All the fronts unquestionably also provided cover for spies or for the collection of intelligence and could not have existed without the financial backing of their patrons.
For intellectuals engaged in politics, and for the political movements that they supported, there were only troubling options. Communists were repressed, so although their utopias eschewed the traditional freedoms of liberal societies, in the Latin American context, they could sometimes act as the defenders of civil liberties.
But the Sartrean position, followed by many intellectuals in Latin America, that the everyday violence of society justified retributive violence was plausible and even correct—except that the violence that it inspired rarely solved the problems it intended to and created others besides.
Those who opted for a Camus-like route would find that their moderate socialism could come only via a crooked alliance with the United States, and their reforms would have to be timid, halting, inadequate to the task, and easily appropriated by the Right. They received air support from the airbase at Menongue , including MiG 23s deployed in ground attacks. Throughout the battle, FAPLA had lost dead and wounded, along with 61 tanks, 83 armoured vehicles and 20 rocket launchers. The SADF lost 17 killed and 41 wounded, plus 5 armoured vehicles.
The SADF also captured a highly sophisticated SA-8 anti-aircraft missile system — the first time the weapon had fallen into western hands. The military campaign represented a stunning humiliation for the Soviet Union, its arms and its strategy. The objective was to inflict a crushing blow to the FAPLA, so that they would not consider another offensive in the following year.
The airstrip at Cuito Cuanavale was extensively bombarded, causing the Cubans to withdraw their aircraft to Menongue and to abandon the Cuanavale airstrip.
Gleijeses deftly funnels the vast reams of information into a very easy-to-read narrative that is not overwhelming with names, dates, etc. Too often, historians fall into the trap of name-dropping, that is, peppering their text with so many names that the reader loses track of who is who, who did what, etc. Gleijeses has an excellent command of his information and expertly controls the pacing of the appearances of so many individuals in this text. With other books, I have often had to go to the index frequently to remember a name, title or some other important attribute of someone who appears in the text because of the plethora of names that emerge as the narrative continues.
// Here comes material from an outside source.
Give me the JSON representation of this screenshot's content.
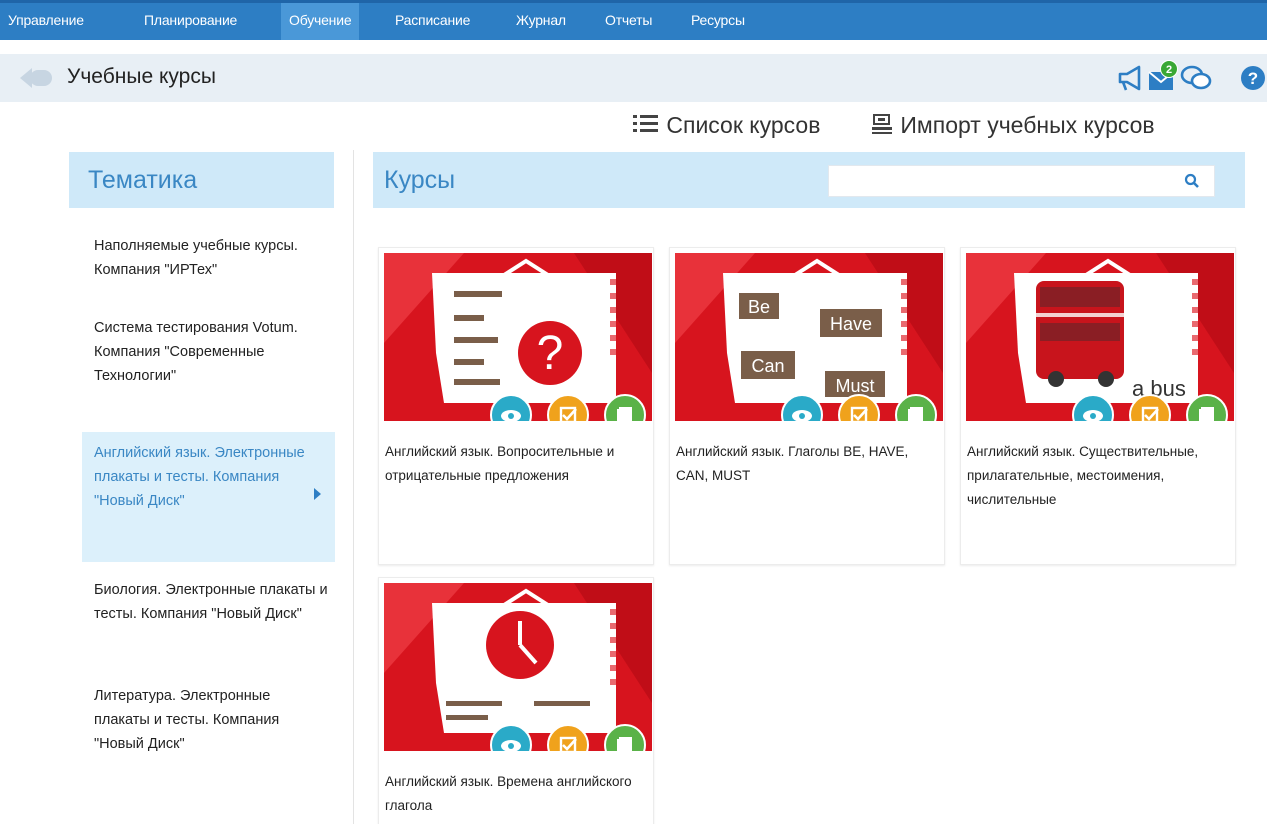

This did not happen here. Only a few times, did I have to go to the index to remember who someone was. I only knew about its involvement in Angola because I have lived in Cuba for the last four years.
This book was extremely educational for me.